The 2.0-litre diesel engine, launched a couple of years ago under Vauxhall’s optimistic Whisper branding, is a known quantity.
With 295lb ft between 1750rpm and 2500rpm, it delivers a credible amount of shove through the mid-range – enough, one would think, to easily distinguish it from the 60lb ft less put out by the 1.6-litre diesel.
Unlike that engine, the bigger unit features a two-stage turbocharger rather than variable geometry, and its response is generally very decent.
Somewhat less convincing is the level of refinement. Despite its protestations, Vauxhall’s common-rail 2.0-litre diesel has never been particularly hushed and its dull-edged but distinctive rumble carries over.
Much of the familiar resonance is segregated by low crank speeds, making its most productive phases and cruising speed volume mostly acceptable.
Stray beyond the margins, though, and you’ll find a strained, old-fashioned clatter that Vauxhall’s premium-end rivals have started to damp out.
The same manufacturers have also become better at making the performance of their four-cylinder engines seem less noticeably tapered.
The Insignia revs to 5000rpm, but there’s a dwindling of productivity from 3750rpm onwards. That’s forgivable in a smaller diesel motor but less so in a unit that’s intended to compete with the increasingly punchy, freer-spinning oil-burners that all develop beyond 150bhp.
Even with a burly diesel engine over the nose, the Insignia’s weight loss is palpable, though – less in the margins that make up its mildly enhanced 0-60mph time (a few tenths of a second, according to our 8.7sec measure) and more in the slightly liberated way it gets under way for such a large car.

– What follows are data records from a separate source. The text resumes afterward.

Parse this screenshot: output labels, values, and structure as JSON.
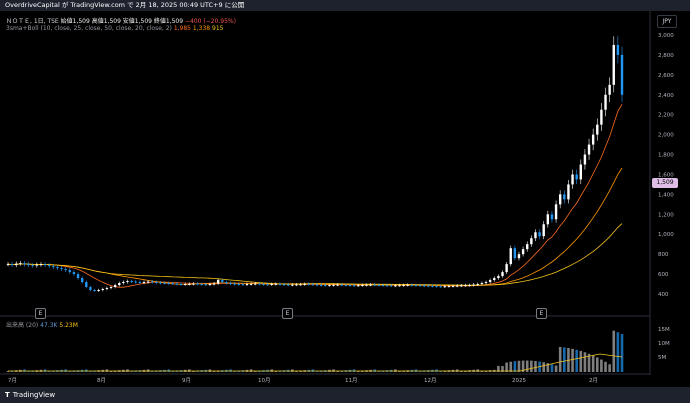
{
  "header": {
    "publish_text": "OverdriveCapital が TradingView.com で 2月 18, 2025 00:49 UTC+9 に公開"
  },
  "legend": {
    "symbol": "ＮＯＴＥ, 1日, TSE",
    "ohlc": "始値1,509 高値1,509 安値1,509 終値1,509",
    "change": "−400 (−20.95%)",
    "indicator": "3sma+Boll (10, close, 25, close, 50, close, 20, close, 2)",
    "ind_v1": "1,985",
    "ind_v2": "1,338",
    "ind_v3": "915",
    "volume_name": "出来高 (20)",
    "volume_v1": "47.3K",
    "volume_v2": "5.23M"
  },
  "currency": "JPY",
  "last_price": "1,509",
  "earnings_marker": "E",
  "price_axis": [
    "3,000",
    "2,800",
    "2,600",
    "2,400",
    "2,200",
    "2,000",
    "1,800",
    "1,600",
    "1,400",
    "1,200",
    "1,000",
    "800",
    "600",
    "400"
  ],
  "volume_axis": [
    "15M",
    "10M",
    "5M"
  ],
  "time_axis": [
    "7月",
    "8月",
    "9月",
    "10月",
    "11月",
    "12月",
    "2025",
    "2月"
  ],
  "footer": {
    "brand": "TradingView"
  },
  "colors": {
    "sma10": "#ff6d1f",
    "sma25": "#ff9800",
    "sma50": "#f5c518",
    "up": "#ffffff",
    "down": "#2196f3",
    "price_label": "#e1bee7"
  },
  "chart_data": {
    "type": "candlestick",
    "ylim": [
      300,
      3100
    ],
    "price_series_approx": {
      "x": [
        "7月",
        "8月",
        "9月",
        "10月",
        "11月",
        "12月",
        "2025",
        "2月"
      ],
      "close": [
        680,
        440,
        520,
        500,
        490,
        480,
        560,
        2800
      ]
    },
    "last": 1509
  }
}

It’s a subtle gain perhaps, yet, like the driving position, it permeates the experience from behind the wheel with a wider sense of amenability. In a car intended to function as a mobile workspace, that upshot repeatedly pays dividends.